Apollo 1 (initially designated AS-204) was the first manned mission of the U.S. Apollo manned lunar landing program. The planned low Earth orbital test of the Apollo Command/Service Module never made its target launch date of February 21, 1967, because a cabin fire during a launch rehearsal test on January 27 at Cape Canaveral Air Force Station Launch Complex 34 killed all three crew members—Command Pilot Virgil I. “Gus” Grissom, Senior Pilot Edward H. White II, and Pilot Roger B. Chaffee—and destroyed the Command Module (CM). The name Apollo 1, chosen by the crew, was officially retired by NASA in commemoration of them on April 24, 1967.
A United Launch Alliance Atlas V 551 will launch the U.S. Navy’s third Mobile User Objective System (MUOS-3) satellite Tuesday, January 20, 2015, from Space Launch Complex-41 at Cape Canaveral Air Force Station, Florida.

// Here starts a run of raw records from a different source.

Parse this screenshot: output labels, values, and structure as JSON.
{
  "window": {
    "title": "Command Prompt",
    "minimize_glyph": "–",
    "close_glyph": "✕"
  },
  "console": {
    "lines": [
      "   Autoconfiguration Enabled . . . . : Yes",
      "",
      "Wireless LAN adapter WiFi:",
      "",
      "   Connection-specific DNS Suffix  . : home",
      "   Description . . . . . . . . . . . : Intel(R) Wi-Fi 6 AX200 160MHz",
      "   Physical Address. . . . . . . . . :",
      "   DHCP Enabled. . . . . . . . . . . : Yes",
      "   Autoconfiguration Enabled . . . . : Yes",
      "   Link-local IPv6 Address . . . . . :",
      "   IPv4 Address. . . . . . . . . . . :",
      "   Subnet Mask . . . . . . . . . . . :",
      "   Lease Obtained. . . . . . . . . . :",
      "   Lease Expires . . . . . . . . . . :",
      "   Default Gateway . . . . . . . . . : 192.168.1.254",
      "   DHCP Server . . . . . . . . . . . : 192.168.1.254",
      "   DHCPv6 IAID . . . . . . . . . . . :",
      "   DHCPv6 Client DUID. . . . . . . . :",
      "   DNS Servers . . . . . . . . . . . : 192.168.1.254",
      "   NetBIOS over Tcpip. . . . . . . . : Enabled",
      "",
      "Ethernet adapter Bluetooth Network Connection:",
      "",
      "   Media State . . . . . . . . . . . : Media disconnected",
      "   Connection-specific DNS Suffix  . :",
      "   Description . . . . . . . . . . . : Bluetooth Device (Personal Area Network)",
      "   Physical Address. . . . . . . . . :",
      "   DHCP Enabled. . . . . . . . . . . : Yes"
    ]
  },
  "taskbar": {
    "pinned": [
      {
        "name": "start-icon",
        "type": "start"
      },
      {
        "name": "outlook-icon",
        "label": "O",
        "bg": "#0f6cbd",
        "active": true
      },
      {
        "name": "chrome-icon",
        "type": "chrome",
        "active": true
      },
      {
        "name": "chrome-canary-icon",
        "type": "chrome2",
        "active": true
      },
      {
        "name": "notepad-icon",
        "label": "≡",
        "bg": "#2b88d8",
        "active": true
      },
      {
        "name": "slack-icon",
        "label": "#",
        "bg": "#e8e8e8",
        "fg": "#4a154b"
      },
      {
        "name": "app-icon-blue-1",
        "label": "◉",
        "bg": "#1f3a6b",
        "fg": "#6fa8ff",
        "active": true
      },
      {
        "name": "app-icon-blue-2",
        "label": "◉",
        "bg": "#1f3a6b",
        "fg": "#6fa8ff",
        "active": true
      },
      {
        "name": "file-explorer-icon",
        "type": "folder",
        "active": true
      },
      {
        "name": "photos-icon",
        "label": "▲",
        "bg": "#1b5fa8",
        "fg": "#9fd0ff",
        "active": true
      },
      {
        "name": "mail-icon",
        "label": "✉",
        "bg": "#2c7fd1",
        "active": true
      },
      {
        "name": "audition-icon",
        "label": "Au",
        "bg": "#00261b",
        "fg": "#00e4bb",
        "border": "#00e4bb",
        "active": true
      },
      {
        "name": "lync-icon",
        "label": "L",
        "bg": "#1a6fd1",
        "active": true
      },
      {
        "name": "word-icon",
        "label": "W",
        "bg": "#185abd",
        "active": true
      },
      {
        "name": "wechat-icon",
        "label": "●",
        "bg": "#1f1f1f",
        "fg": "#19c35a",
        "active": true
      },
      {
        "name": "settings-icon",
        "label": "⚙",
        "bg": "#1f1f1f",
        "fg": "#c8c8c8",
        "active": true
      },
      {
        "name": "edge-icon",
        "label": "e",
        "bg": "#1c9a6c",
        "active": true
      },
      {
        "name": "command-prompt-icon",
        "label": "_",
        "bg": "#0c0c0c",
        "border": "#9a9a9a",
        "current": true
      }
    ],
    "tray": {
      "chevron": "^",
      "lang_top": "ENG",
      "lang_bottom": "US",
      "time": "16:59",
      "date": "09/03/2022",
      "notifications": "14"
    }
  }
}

The Mobile User Objective System (MUOS) is a next-generation narrowband tactical satellite communications system designed to significantly improve ground communications for U.S. forces on the move. MUOS will provide military users 10 times more communications capability over existing systems, including simultaneous voice, video and data, leveraging 3G mobile communications technology.
* Launch window: 0043-0127 GMT on Jan. 21 (7:43-8:27 pm EST on Jan. 20)
The fourth spacecraft to be part of the Ocean Surface Topography Mission, Jason-3, will launch aboard a SpaceX Falcon 9 rocket. Like its predecessors, the primary instrument aboard Jason-3 is a radar altimeter. Additional instruments include:
* a microwave radiometer
* DORIS (Doppler Orbitography and Radiopositioning Integrated by Satellite)
* Laser Retroreflector Array (LRA)
* Global Positioning System (GPS) receiver
Jason-3 will measure ocean surface topography to aid in ocean circulation and climate change research for NOAA, EUMETSAT, NASA and the French space agency, CNES.
* Launch time: 1842 GMT (1:42pm EST; 10:42am PST)